EXERCISE: Each line of the records that includes "this" should be found and copied.
##########
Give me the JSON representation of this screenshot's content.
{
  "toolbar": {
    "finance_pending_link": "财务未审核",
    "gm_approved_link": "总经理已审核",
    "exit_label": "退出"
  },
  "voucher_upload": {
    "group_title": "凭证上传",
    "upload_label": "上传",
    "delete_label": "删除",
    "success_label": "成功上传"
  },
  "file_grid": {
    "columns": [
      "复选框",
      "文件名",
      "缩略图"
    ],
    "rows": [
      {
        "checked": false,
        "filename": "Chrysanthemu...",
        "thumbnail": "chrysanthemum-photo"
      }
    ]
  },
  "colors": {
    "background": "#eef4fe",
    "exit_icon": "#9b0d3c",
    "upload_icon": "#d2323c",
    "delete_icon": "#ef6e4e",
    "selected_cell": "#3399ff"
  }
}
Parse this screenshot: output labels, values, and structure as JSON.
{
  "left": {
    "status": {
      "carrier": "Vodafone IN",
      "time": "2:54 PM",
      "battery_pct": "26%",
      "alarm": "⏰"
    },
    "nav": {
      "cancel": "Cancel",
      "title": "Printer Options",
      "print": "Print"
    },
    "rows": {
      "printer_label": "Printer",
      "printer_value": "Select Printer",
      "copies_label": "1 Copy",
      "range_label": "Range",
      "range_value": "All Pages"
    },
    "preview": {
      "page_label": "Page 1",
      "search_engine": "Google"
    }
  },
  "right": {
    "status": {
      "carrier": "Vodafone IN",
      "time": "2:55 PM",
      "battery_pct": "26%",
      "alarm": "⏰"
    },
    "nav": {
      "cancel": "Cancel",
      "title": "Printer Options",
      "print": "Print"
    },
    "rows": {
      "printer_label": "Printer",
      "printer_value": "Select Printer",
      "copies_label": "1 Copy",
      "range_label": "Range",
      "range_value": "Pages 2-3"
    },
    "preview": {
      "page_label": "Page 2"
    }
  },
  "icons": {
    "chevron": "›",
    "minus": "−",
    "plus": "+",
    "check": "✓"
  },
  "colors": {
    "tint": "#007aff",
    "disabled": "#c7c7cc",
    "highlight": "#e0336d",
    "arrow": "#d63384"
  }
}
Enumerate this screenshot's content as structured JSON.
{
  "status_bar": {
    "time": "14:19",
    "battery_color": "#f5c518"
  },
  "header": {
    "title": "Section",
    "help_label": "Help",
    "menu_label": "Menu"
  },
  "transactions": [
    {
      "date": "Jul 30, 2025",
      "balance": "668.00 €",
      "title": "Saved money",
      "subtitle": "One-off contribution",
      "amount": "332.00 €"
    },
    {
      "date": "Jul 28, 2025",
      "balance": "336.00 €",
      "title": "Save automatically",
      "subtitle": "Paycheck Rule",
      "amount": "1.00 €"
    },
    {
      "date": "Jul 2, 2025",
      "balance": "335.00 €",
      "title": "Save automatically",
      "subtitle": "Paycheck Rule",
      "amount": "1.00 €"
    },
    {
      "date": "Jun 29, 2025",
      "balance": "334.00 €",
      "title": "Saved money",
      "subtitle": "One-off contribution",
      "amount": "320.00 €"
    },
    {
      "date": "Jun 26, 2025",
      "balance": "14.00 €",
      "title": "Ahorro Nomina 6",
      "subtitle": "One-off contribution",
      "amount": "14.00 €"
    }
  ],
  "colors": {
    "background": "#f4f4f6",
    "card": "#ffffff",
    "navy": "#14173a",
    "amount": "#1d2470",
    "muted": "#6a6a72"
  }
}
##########
RESPONSE:
Give me the JSON representation of this screenshot's content.
Parse this screenshot: output labels, values, and structure as JSON.
Enumerate this screenshot's content as structured JSON.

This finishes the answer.